Labor unions are barely hanging on, despite the fact that unions pioneered many of the employment benefits that workers take for granted today. In 2016, the union rate for private sector workers was 6.4 percent – down from 20.1 percent in 1983.  Organized labor is currently battling a potentially crippling effort by Trump and the GOP to prevent unions from requiring nonmembers to pay representation fees.

It may be an understatement to say that advocacy of worker rights  does not appear to be high on the agendas of the Equal Employment Opportunity Commission and US. Department of Labor.

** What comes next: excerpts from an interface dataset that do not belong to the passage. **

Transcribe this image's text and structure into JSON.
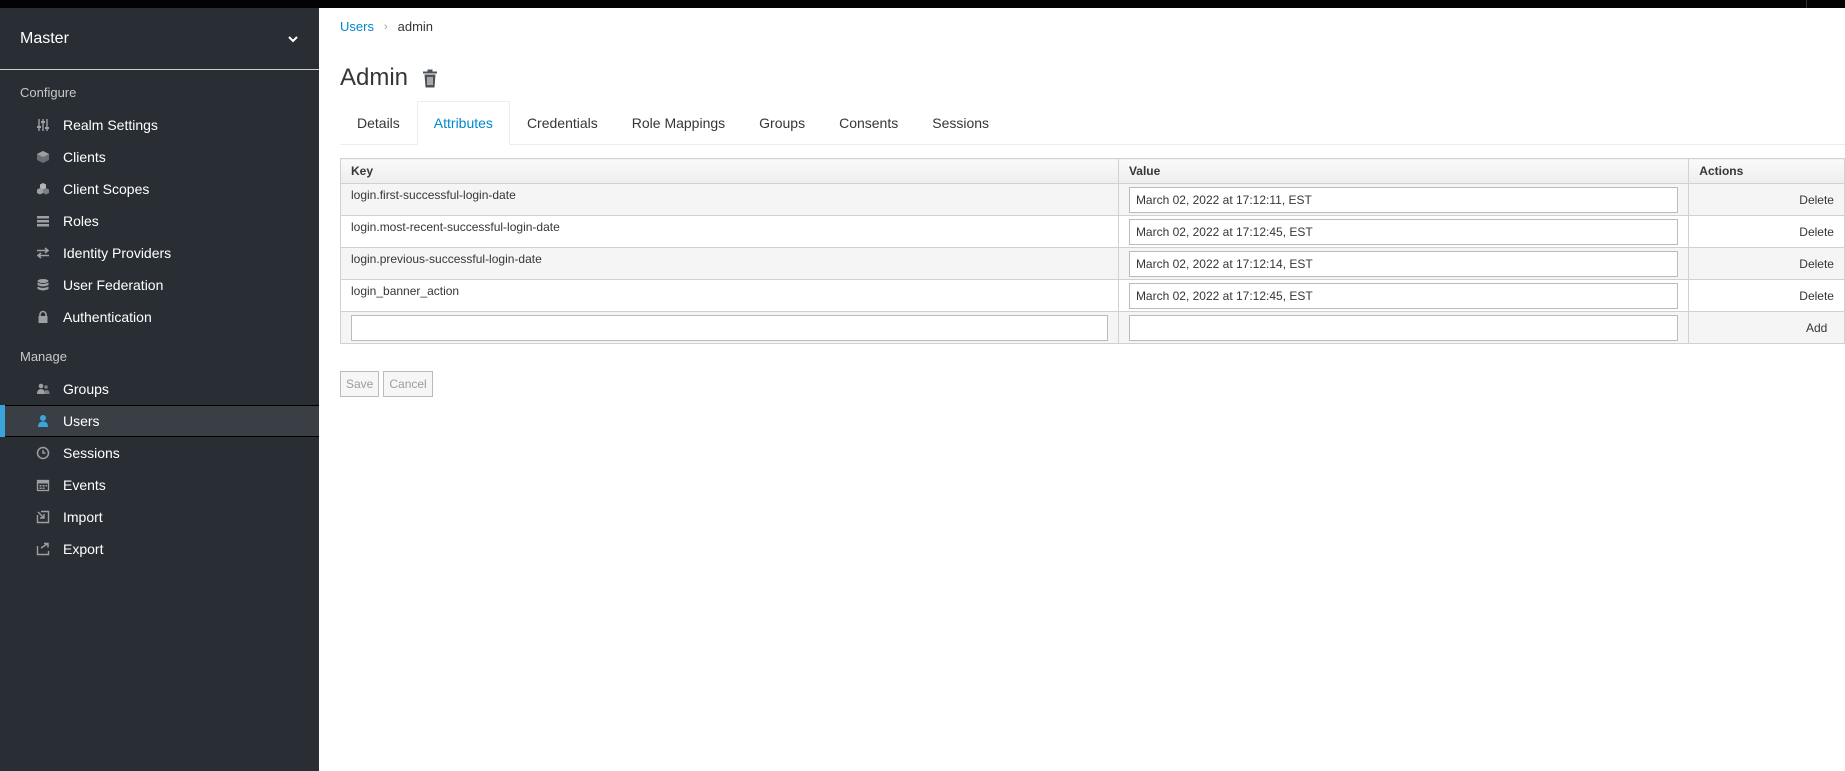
{
  "sidebar": {
    "realm": "Master",
    "configure_title": "Configure",
    "configure_items": [
      {
        "label": "Realm Settings",
        "icon": "sliders-icon"
      },
      {
        "label": "Clients",
        "icon": "cube-icon"
      },
      {
        "label": "Client Scopes",
        "icon": "cubes-icon"
      },
      {
        "label": "Roles",
        "icon": "list-icon"
      },
      {
        "label": "Identity Providers",
        "icon": "exchange-icon"
      },
      {
        "label": "User Federation",
        "icon": "database-icon"
      },
      {
        "label": "Authentication",
        "icon": "lock-icon"
      }
    ],
    "manage_title": "Manage",
    "manage_items": [
      {
        "label": "Groups",
        "icon": "users-icon"
      },
      {
        "label": "Users",
        "icon": "user-icon",
        "active": true
      },
      {
        "label": "Sessions",
        "icon": "clock-icon"
      },
      {
        "label": "Events",
        "icon": "calendar-icon"
      },
      {
        "label": "Import",
        "icon": "import-icon"
      },
      {
        "label": "Export",
        "icon": "export-icon"
      }
    ]
  },
  "breadcrumb": {
    "parent": "Users",
    "current": "admin"
  },
  "page_title": "Admin",
  "tabs": [
    "Details",
    "Attributes",
    "Credentials",
    "Role Mappings",
    "Groups",
    "Consents",
    "Sessions"
  ],
  "active_tab": "Attributes",
  "table": {
    "headers": {
      "key": "Key",
      "value": "Value",
      "actions": "Actions"
    },
    "rows": [
      {
        "key": "login.first-successful-login-date",
        "value": "March 02, 2022 at 17:12:11, EST",
        "action": "Delete"
      },
      {
        "key": "login.most-recent-successful-login-date",
        "value": "March 02, 2022 at 17:12:45, EST",
        "action": "Delete"
      },
      {
        "key": "login.previous-successful-login-date",
        "value": "March 02, 2022 at 17:12:14, EST",
        "action": "Delete"
      },
      {
        "key": "login_banner_action",
        "value": "March 02, 2022 at 17:12:45, EST",
        "action": "Delete"
      }
    ],
    "new_row": {
      "key": "",
      "value": "",
      "action": "Add"
    }
  },
  "buttons": {
    "save": "Save",
    "cancel": "Cancel"
  },
  "colors": {
    "sidebar_bg": "#292e34",
    "accent": "#39a5dc",
    "link": "#0088ce"
  }
}
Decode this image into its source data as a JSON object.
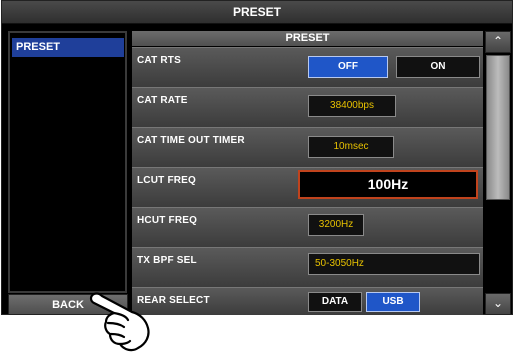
{
  "window": {
    "title": "PRESET"
  },
  "sidebar": {
    "items": [
      {
        "label": "PRESET",
        "selected": true
      }
    ],
    "back_label": "BACK"
  },
  "main": {
    "header": "PRESET",
    "rows": [
      {
        "label": "CAT RTS",
        "options": [
          "OFF",
          "ON"
        ],
        "selected": "OFF"
      },
      {
        "label": "CAT RATE",
        "value": "38400bps"
      },
      {
        "label": "CAT TIME OUT TIMER",
        "value": "10msec"
      },
      {
        "label": "LCUT FREQ",
        "value": "100Hz"
      },
      {
        "label": "HCUT FREQ",
        "value": "3200Hz"
      },
      {
        "label": "TX BPF SEL",
        "value": "50-3050Hz"
      },
      {
        "label": "REAR SELECT",
        "options": [
          "DATA",
          "USB"
        ],
        "selected": "USB"
      }
    ]
  },
  "scrollbar": {
    "up_icon": "chevron-up-icon",
    "down_icon": "chevron-down-icon"
  },
  "colors": {
    "accent": "#1f56c8",
    "value_text": "#e8c200",
    "focus_border": "#c0431d"
  }
}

Under the Democratic administration of President Barack Obama,  the EEOC shifted its focus away from filing lawsuits and prosecuting employers who engaged in illegal discrimination. Instead, the EEOC is focused on providing free dispute resolution services to these very same employers. Mediation is often a lousy deal for discrimination victims, who walk away with a pittance to compensate for the loss of a decent job, but it’s always a great deal for employers, who avoid potentially catastrophic fees and damages stemming from a lawsuit.  Also, mediation is completely secret so other potential litigants are kept in the dark.  Meanwhile, the EEOC has for years ignored one of the most pressing civil rights issues of our day – blatant and epidemic age discrimination in hiring that is particularly devastating to older women, who suffer twice the poverty rate of men in their old age.  The EEOC received more than 20,000 age discrimination complaints in 2016; it  filed only TWO lawsuits with “age discrimination claims.” [Read more…]